Teachers and students drawn from three East African Community (EAC) member states – Kenya, Uganda and Tanzania – as well Ethiopia, Ghana and Nigeria, are set to benefit from a $ 2 million ICT training initiative.
The two-year pilot project, to be funded by Microsoft and British Council (each contributing $ 1 million), will see 90 teachers drawn from the six countries being trained in leadership skills, ICT innovation and integration in teaching and learning.
The, project, called Africa Digital Schools Project or “Badiliko”, (Swahili for ‘change’), brings together software vendor and the British Council, the UK’s government’s international organization in charge of educational opportunities and cultural relations.
It is part of a global partnership between the British Council and Microsoft, will enable the selected educators (mainly school heads and teachers with ICT-related skills) undergo training on course modules structured to equip them with skills that can later be passed onto other teachers.
The teachers will be taken through modules such as managing change, leading effective teaching and learning, ICT skills development, international dimensions and technology as well as innovative teaching and learning. Joe Lemaron, British Council’s Badilika regional manager said that the training began in Nairobi on January 23 with a 4-day training session of 90 educators and school leaders from Kenya, Uganda, Tanzania and Ethiopia.
“The two organizations will over the next two years each invest $ 1 million in cash, plus staff and in-kind resources to build 80 digital hubs across 6 Sub Saharan countries. By June this year, our aim is to train about 20,000 teachers,” said Lemaron, adding that the project aims to provide over 100,000 learners access to ICT skills and equipment thereby promoting digital literacy.
The digital hubs are to be used by the teachers and learners for training during the day and by the community after regular school hours for provision of e-government services, community skills training and as internet access points. Where a hub is situated off the electricity grid of a target country, it will be supported by solar power while internet connectivity would be provided via use of Wi-Fi.
Mark Matunga, Microsoft’s regional education manager for East and Southern Africa, said that the Badiliko project is aligned with the software vendor’s Partners in Learning programme started 8 years ago with a dedicated 5-year budget of $ 500 million, and which has since its launch reached an estimated 196 million teachers and students in 114 countries.
“Through Partners in Learning (PiL), Microsoft has trained over 20,000 Kenyan educators not only on basic ICT skills, but also on ICT integration in teaching and learning.
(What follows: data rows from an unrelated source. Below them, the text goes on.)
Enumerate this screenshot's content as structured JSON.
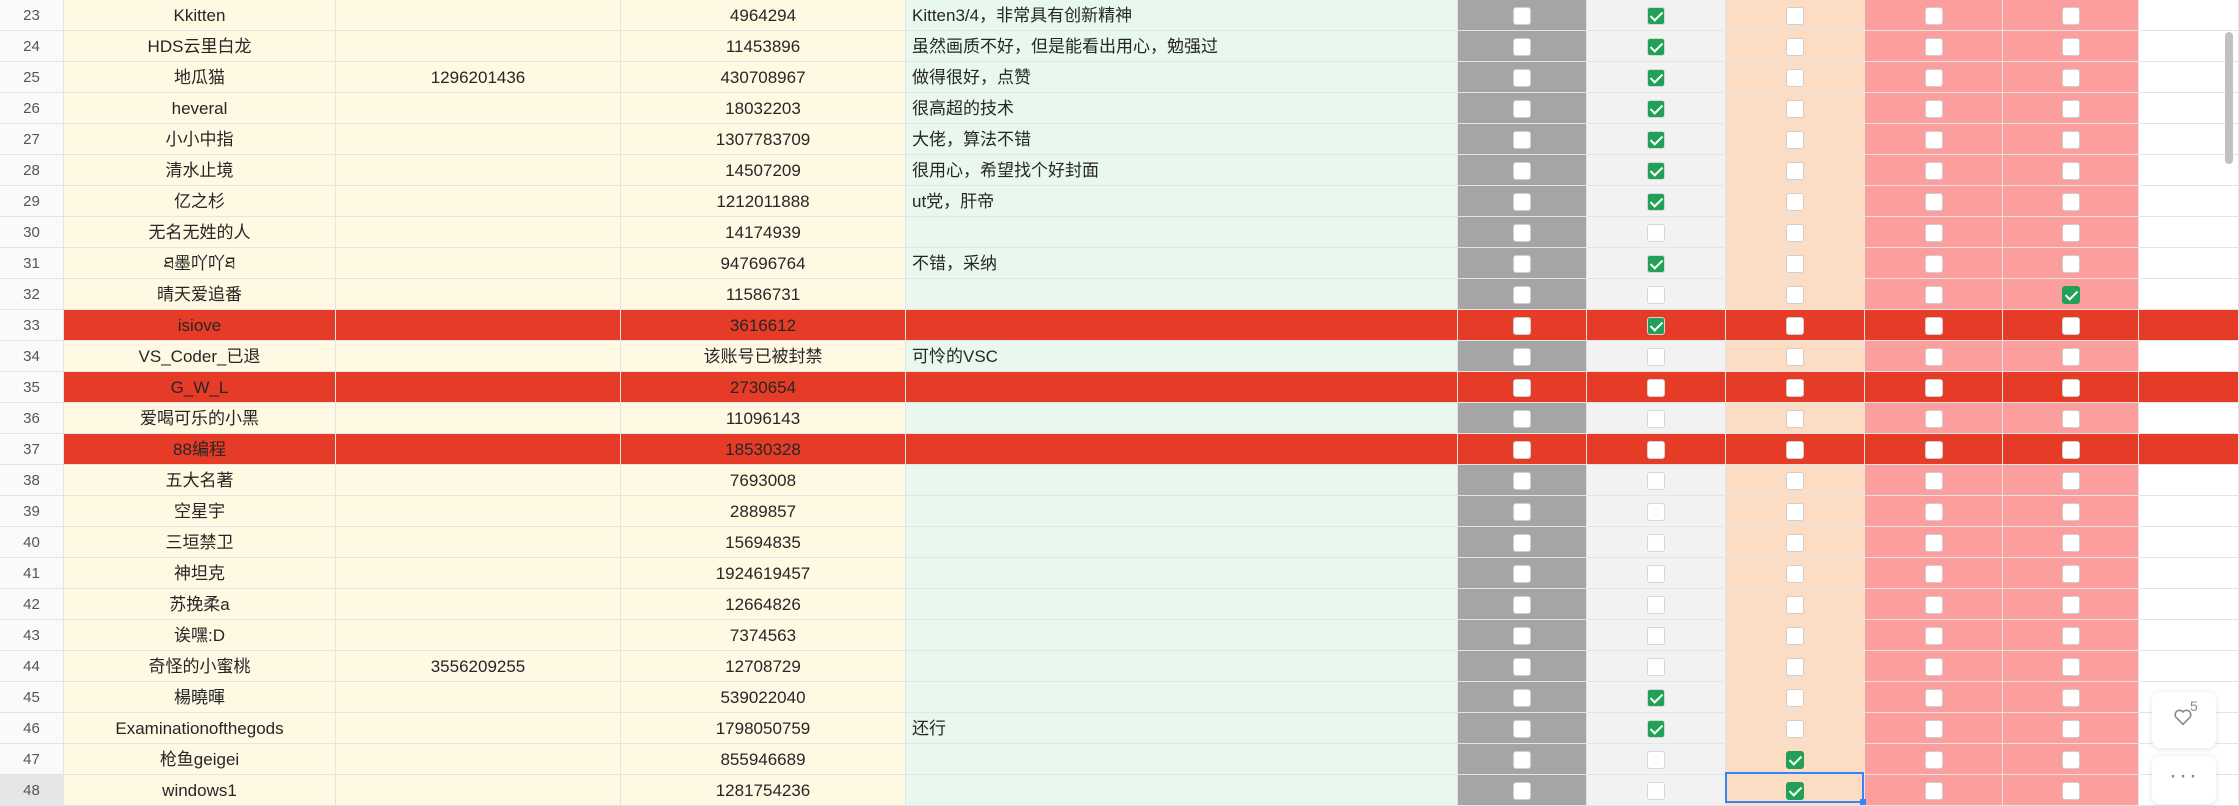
{
  "rows": [
    {
      "n": "23",
      "name": "Kkitten",
      "qq": "",
      "uid": "4964294",
      "comment": "Kitten3/4，非常具有创新精神",
      "checks": [
        false,
        true,
        false,
        false,
        false
      ],
      "red": false
    },
    {
      "n": "24",
      "name": "HDS云里白龙",
      "qq": "",
      "uid": "11453896",
      "comment": "虽然画质不好，但是能看出用心，勉强过",
      "checks": [
        false,
        true,
        false,
        false,
        false
      ],
      "red": false
    },
    {
      "n": "25",
      "name": "地瓜猫",
      "qq": "1296201436",
      "uid": "430708967",
      "comment": "做得很好，点赞",
      "checks": [
        false,
        true,
        false,
        false,
        false
      ],
      "red": false
    },
    {
      "n": "26",
      "name": "heveral",
      "qq": "",
      "uid": "18032203",
      "comment": "很高超的技术",
      "checks": [
        false,
        true,
        false,
        false,
        false
      ],
      "red": false
    },
    {
      "n": "27",
      "name": "小小中指",
      "qq": "",
      "uid": "1307783709",
      "comment": "大佬，算法不错",
      "checks": [
        false,
        true,
        false,
        false,
        false
      ],
      "red": false
    },
    {
      "n": "28",
      "name": "清水止境",
      "qq": "",
      "uid": "14507209",
      "comment": "很用心，希望找个好封面",
      "checks": [
        false,
        true,
        false,
        false,
        false
      ],
      "red": false
    },
    {
      "n": "29",
      "name": "亿之杉",
      "qq": "",
      "uid": "1212011888",
      "comment": "ut党，肝帝",
      "checks": [
        false,
        true,
        false,
        false,
        false
      ],
      "red": false
    },
    {
      "n": "30",
      "name": "无名无姓的人",
      "qq": "",
      "uid": "14174939",
      "comment": "",
      "checks": [
        false,
        false,
        false,
        false,
        false
      ],
      "red": false
    },
    {
      "n": "31",
      "name": "ཐ墨吖吖ཐ",
      "qq": "",
      "uid": "947696764",
      "comment": "不错，采纳",
      "checks": [
        false,
        true,
        false,
        false,
        false
      ],
      "red": false
    },
    {
      "n": "32",
      "name": "晴天爱追番",
      "qq": "",
      "uid": "11586731",
      "comment": "",
      "checks": [
        false,
        false,
        false,
        false,
        true
      ],
      "red": false
    },
    {
      "n": "33",
      "name": "isiove",
      "qq": "",
      "uid": "3616612",
      "comment": "",
      "checks": [
        false,
        true,
        false,
        false,
        false
      ],
      "red": true
    },
    {
      "n": "34",
      "name": "VS_Coder_已退",
      "qq": "",
      "uid": "该账号已被封禁",
      "comment": "可怜的VSC",
      "checks": [
        false,
        false,
        false,
        false,
        false
      ],
      "red": false
    },
    {
      "n": "35",
      "name": "G_W_L",
      "qq": "",
      "uid": "2730654",
      "comment": "",
      "checks": [
        false,
        false,
        false,
        false,
        false
      ],
      "red": true
    },
    {
      "n": "36",
      "name": "爱喝可乐的小黑",
      "qq": "",
      "uid": "11096143",
      "comment": "",
      "checks": [
        false,
        false,
        false,
        false,
        false
      ],
      "red": false
    },
    {
      "n": "37",
      "name": "88编程",
      "qq": "",
      "uid": "18530328",
      "comment": "",
      "checks": [
        false,
        false,
        false,
        false,
        false
      ],
      "red": true
    },
    {
      "n": "38",
      "name": "五大名著",
      "qq": "",
      "uid": "7693008",
      "comment": "",
      "checks": [
        false,
        false,
        false,
        false,
        false
      ],
      "red": false
    },
    {
      "n": "39",
      "name": "空星宇",
      "qq": "",
      "uid": "2889857",
      "comment": "",
      "checks": [
        false,
        false,
        false,
        false,
        false
      ],
      "red": false
    },
    {
      "n": "40",
      "name": "三垣禁卫",
      "qq": "",
      "uid": "15694835",
      "comment": "",
      "checks": [
        false,
        false,
        false,
        false,
        false
      ],
      "red": false
    },
    {
      "n": "41",
      "name": "神坦克",
      "qq": "",
      "uid": "1924619457",
      "comment": "",
      "checks": [
        false,
        false,
        false,
        false,
        false
      ],
      "red": false
    },
    {
      "n": "42",
      "name": "苏挽柔a",
      "qq": "",
      "uid": "12664826",
      "comment": "",
      "checks": [
        false,
        false,
        false,
        false,
        false
      ],
      "red": false
    },
    {
      "n": "43",
      "name": "诶嘿:D",
      "qq": "",
      "uid": "7374563",
      "comment": "",
      "checks": [
        false,
        false,
        false,
        false,
        false
      ],
      "red": false
    },
    {
      "n": "44",
      "name": "奇怪的小蜜桃",
      "qq": "3556209255",
      "uid": "12708729",
      "comment": "",
      "checks": [
        false,
        false,
        false,
        false,
        false
      ],
      "red": false
    },
    {
      "n": "45",
      "name": "楊曉暉",
      "qq": "",
      "uid": "539022040",
      "comment": "",
      "checks": [
        false,
        true,
        false,
        false,
        false
      ],
      "red": false
    },
    {
      "n": "46",
      "name": "Examinationofthegods",
      "qq": "",
      "uid": "1798050759",
      "comment": "还行",
      "checks": [
        false,
        true,
        false,
        false,
        false
      ],
      "red": false
    },
    {
      "n": "47",
      "name": "枪鱼geigei",
      "qq": "",
      "uid": "855946689",
      "comment": "",
      "checks": [
        false,
        false,
        true,
        false,
        false
      ],
      "red": false
    },
    {
      "n": "48",
      "name": "windows1",
      "qq": "",
      "uid": "1281754236",
      "comment": "",
      "checks": [
        false,
        false,
        true,
        false,
        false
      ],
      "red": false
    }
  ],
  "selected_row": "48",
  "like_count": "5",
  "colors": {
    "name_col_bg": "#fff8e3",
    "comment_col_bg": "#e8f8ee",
    "check_col1_bg": "#a5a5a5",
    "check_col2_bg": "#f2f2f2",
    "check_col3_bg": "#fddcc4",
    "check_col4_bg": "#fd9e9e",
    "highlight_row_bg": "#e63b26",
    "checkbox_checked": "#20a157",
    "selection_border": "#3a83f7"
  },
  "icons": {
    "like": "heart-icon",
    "more": "more-dots-icon",
    "checkbox": "checkbox-icon"
  }
}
We aim to transfer the experiences gained from PiL over the last 8 years to the Badiliko target countries,” said Matunga, adding that Microsoft has so far generated over 230,000 email accounts in Kenya and 45,000 email accounts in Uganda for public school teachers through PiL.
The Badiliko project, whose global launch was done in November 2011 in US, has so far trained a further 45 teachers drawn from Ghana. “This is about equipping people with the skills that will serve them throughout their lives: leadership, self-confidence, creativity, ambition, and a desire to connect and contribute to the wider world”, said Lemaron.